WHAT YOU WILL DO:
Search term "العربية": copy each line of the data containing it.

Items listed in a dataset:
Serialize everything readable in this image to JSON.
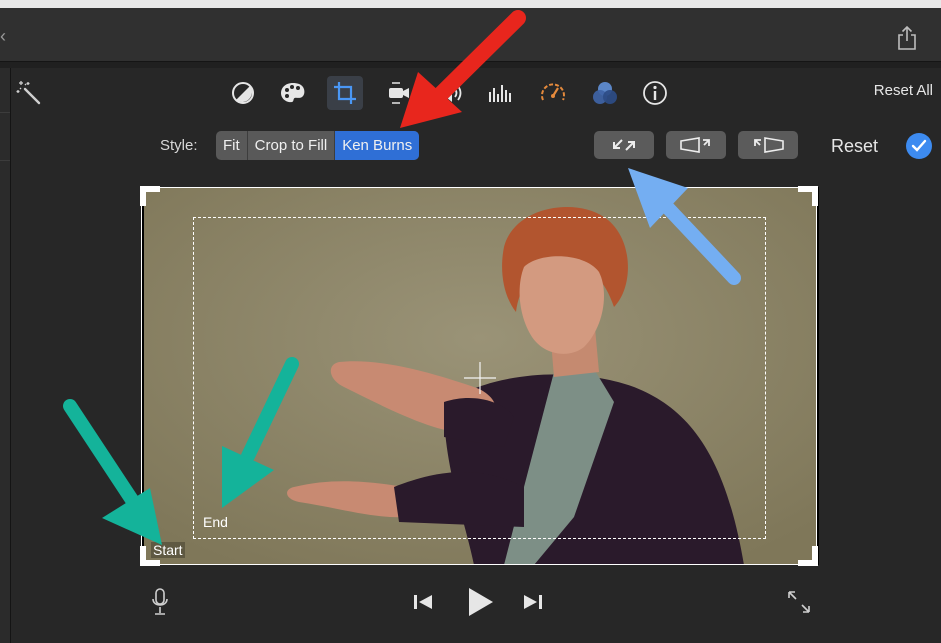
{
  "toolbar": {
    "tools": [
      {
        "name": "color-balance-icon"
      },
      {
        "name": "color-correction-icon"
      },
      {
        "name": "cropping-icon"
      },
      {
        "name": "stabilization-icon"
      },
      {
        "name": "volume-icon"
      },
      {
        "name": "noise-reduction-equalizer-icon"
      },
      {
        "name": "speed-icon"
      },
      {
        "name": "clip-filter-icon"
      },
      {
        "name": "info-icon"
      }
    ],
    "reset_all": "Reset All"
  },
  "style_row": {
    "label": "Style:",
    "options": [
      "Fit",
      "Crop to Fill",
      "Ken Burns"
    ],
    "selected": "Ken Burns",
    "reset": "Reset"
  },
  "viewer": {
    "start_label": "Start",
    "end_label": "End"
  },
  "colors": {
    "accent": "#2f6fd6",
    "check": "#3d8bf0",
    "annotation_red": "#e8261d",
    "annotation_blue": "#74aef2",
    "annotation_teal": "#14b39a"
  }
}
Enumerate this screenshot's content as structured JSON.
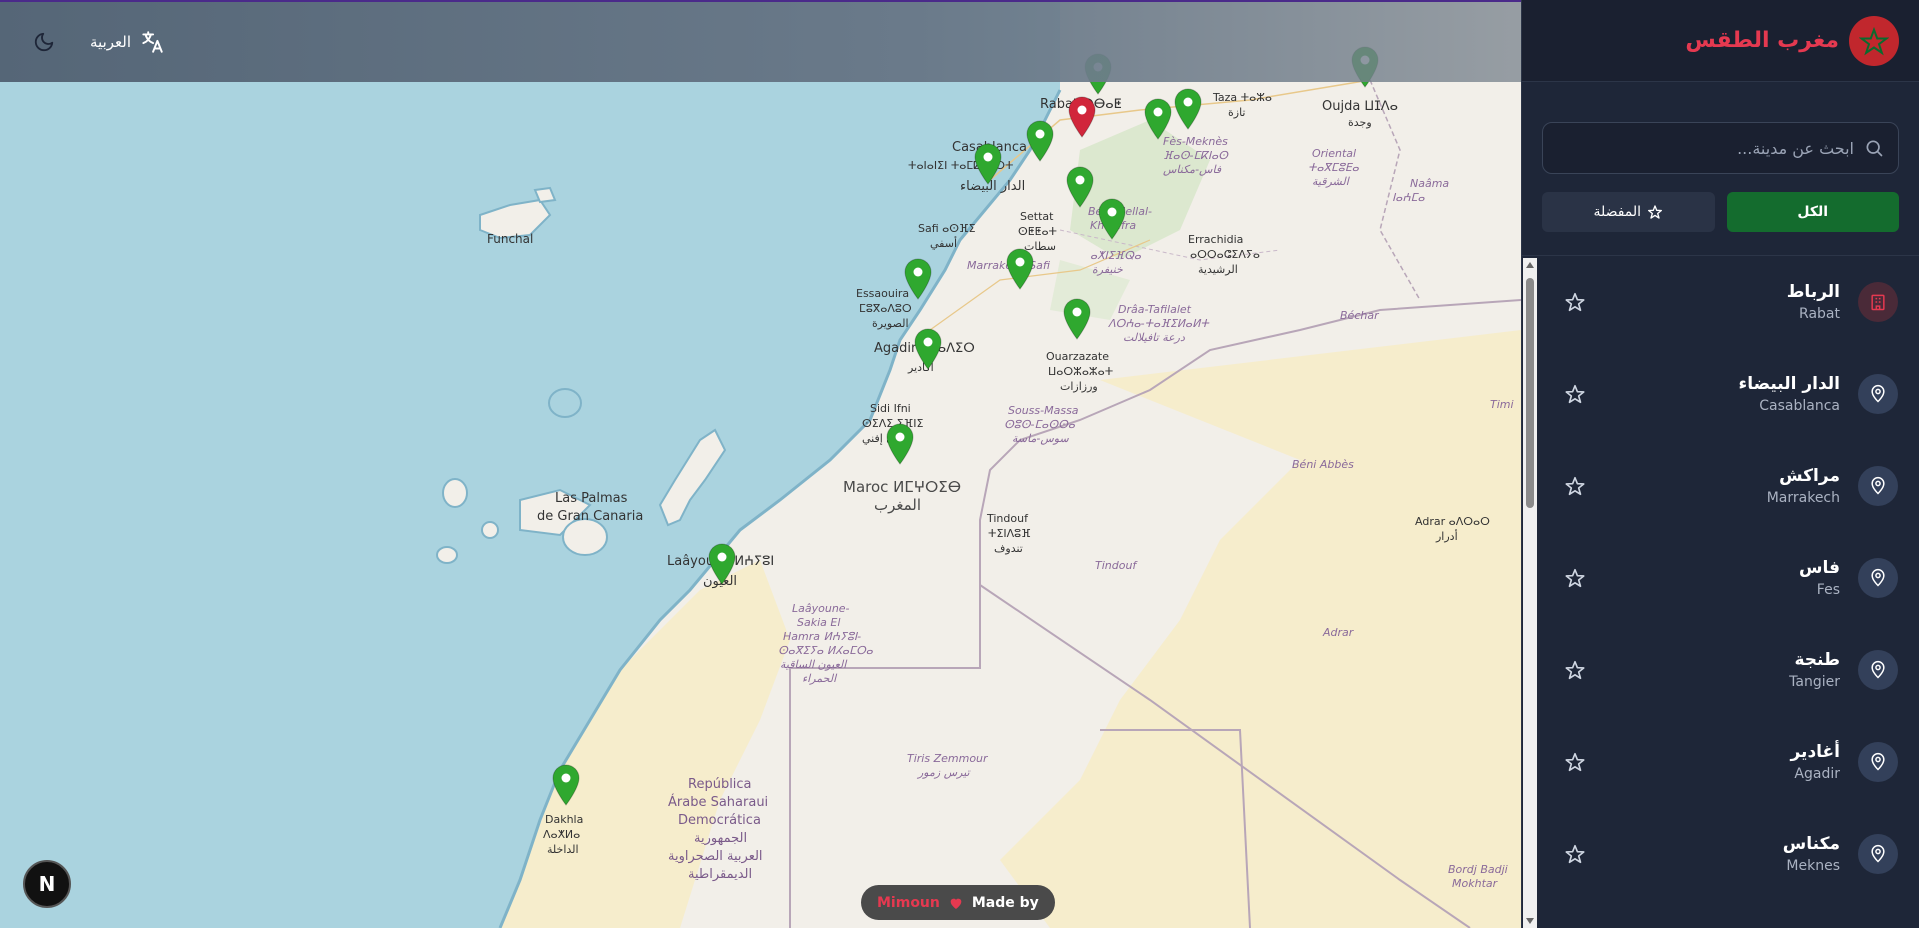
{
  "header": {
    "app_title": "مغرب الطقس",
    "language_label": "العربية"
  },
  "search": {
    "placeholder": "ابحث عن مدينة..."
  },
  "filters": {
    "all_label": "الكل",
    "favorites_label": "المفضلة"
  },
  "cities": [
    {
      "ar": "الرباط",
      "en": "Rabat",
      "active": true
    },
    {
      "ar": "الدار البيضاء",
      "en": "Casablanca"
    },
    {
      "ar": "مراكش",
      "en": "Marrakech"
    },
    {
      "ar": "فاس",
      "en": "Fes"
    },
    {
      "ar": "طنجة",
      "en": "Tangier"
    },
    {
      "ar": "أغادير",
      "en": "Agadir"
    },
    {
      "ar": "مكناس",
      "en": "Meknes"
    }
  ],
  "credit": {
    "made_by": "Made by",
    "author": "Mimoun"
  },
  "badge": {
    "letter": "N"
  },
  "map_labels": {
    "funchal": "Funchal",
    "las_palmas": "Las Palmas",
    "de_gran_canaria": "de Gran Canaria",
    "rabat": "Rabat ⵔⴱⴰⵟ",
    "oujda": "Oujda ⵡⵊⴷⴰ",
    "oujda_ar": "وجدة",
    "taza": "Taza ⵜⴰⵣⴰ",
    "taza_ar": "تازة",
    "casablanca": "Casablanca",
    "casablanca_tif": "ⵜⴰⵏⴰⵏⵉⵏ ⵜⴰⵎⵇⵇⵓⵔⵜ",
    "casablanca_ar": "الدار البيضاء",
    "fes_meknes": "Fès-Meknès",
    "fes_meknes_tif": "ⴼⴰⵙ-ⵎⴽⵏⴰⵙ",
    "fes_meknes_ar": "فاس-مكناس",
    "oriental": "Oriental",
    "oriental_tif": "ⵜⴰⴳⵎⵓⴹⴰ",
    "oriental_ar": "الشرقية",
    "naama": "Naâma",
    "naama_tif": "ⵏⴰⵄⵎⴰ",
    "naama_ar": "النعامة",
    "settat": "Settat",
    "settat_tif": "ⵙⵟⵟⴰⵜ",
    "settat_ar": "سطات",
    "safi": "Safi ⴰⵙⴼⵉ",
    "safi_ar": "أسفي",
    "errachidia": "Errachidia",
    "errachidia_tif": "ⴰⵔⵔⴰⵛⵉⴷⵢⴰ",
    "errachidia_ar": "الرشيدية",
    "essaouira": "Essaouira",
    "essaouira_tif": "ⵎⵓⴳⴰⴷⵓⵔ",
    "essaouira_ar": "الصويرة",
    "marrakech_safi": "Marrakech-Safi",
    "bechar": "Béchar",
    "draa": "Drâa-Tafilalet",
    "draa_tif": "ⴷⵔⵄⴰ-ⵜⴰⴼⵉⵍⴰⵍⵜ",
    "draa_ar": "درعة تافيلالت",
    "agadir": "Agadir ⴰⴳⴰⴷⵉⵔ",
    "agadir_ar": "أكادير",
    "ouarzazate": "Ouarzazate",
    "ouarzazate_tif": "ⵡⴰⵔⵣⴰⵣⴰⵜ",
    "ouarzazate_ar": "ورزازات",
    "sidi_ifni": "Sidi Ifni",
    "sidi_ifni_tif": "ⵙⵉⴷⵉ ⵉⴼⵏⵉ",
    "sidi_ifni_ar": "سيدي إفني",
    "souss": "Souss-Massa",
    "souss_tif": "ⵙⵓⵙ-ⵎⴰⵙⵙⴰ",
    "souss_ar": "سوس-ماسة",
    "timi": "Timi",
    "beni_abbes": "Béni Abbès",
    "maroc": "Maroc ⵍⵎⵖⵔⵉⴱ",
    "maroc_ar": "المغرب",
    "adrar_city": "Adrar ⴰⴷⵔⴰⵔ",
    "adrar_city_ar": "أدرار",
    "tindouf": "Tindouf",
    "tindouf_tif": "ⵜⵉⵏⴷⵓⴼ",
    "tindouf_ar": "تندوف",
    "tindouf_region": "Tindouf",
    "laayoune": "Laâyoune ⵍⵄⵢⵓⵏ",
    "laayoune_ar": "العيون",
    "laayoune_region": "Laâyoune-",
    "sakia_el": "Sakia El",
    "hamra": "Hamra ⵍⵄⵢⵓⵏ-",
    "saqia_tif": "ⵙⴰⴳⵉⵢⴰ ⵍⵃⴰⵎⵔⴰ",
    "laayoune_region_ar": "العيون الساقية",
    "hamra_ar": "الحمراء",
    "adrar_region": "Adrar",
    "tiris": "Tiris Zemmour",
    "tiris_ar": "تيرس زمور",
    "rasd_1": "República",
    "rasd_2": "Árabe Saharaui",
    "rasd_3": "Democrática",
    "rasd_ar1": "الجمهورية",
    "rasd_ar2": "العربية الصحراوية",
    "rasd_ar3": "الديمقراطية",
    "dakhla": "Dakhla",
    "dakhla_tif": "ⴷⴰⵅⵍⴰ",
    "dakhla_ar": "الداخلة",
    "bordj": "Bordj Badji",
    "mokhtar": "Mokhtar",
    "beni_mellal": "Béni Mellal-",
    "khenifra": "Khénifra",
    "beni_mellal_ar": "بني ملال",
    "khenifra_tif": "ⴰⵅⵏⵉⴼⵕⴰ",
    "khenifra_ar": "خنيفرة"
  }
}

SOLUTION TO THE PROBLEM:
    "language_label": "العربية"
    "rasd_ar2": "العربية الصحراوية",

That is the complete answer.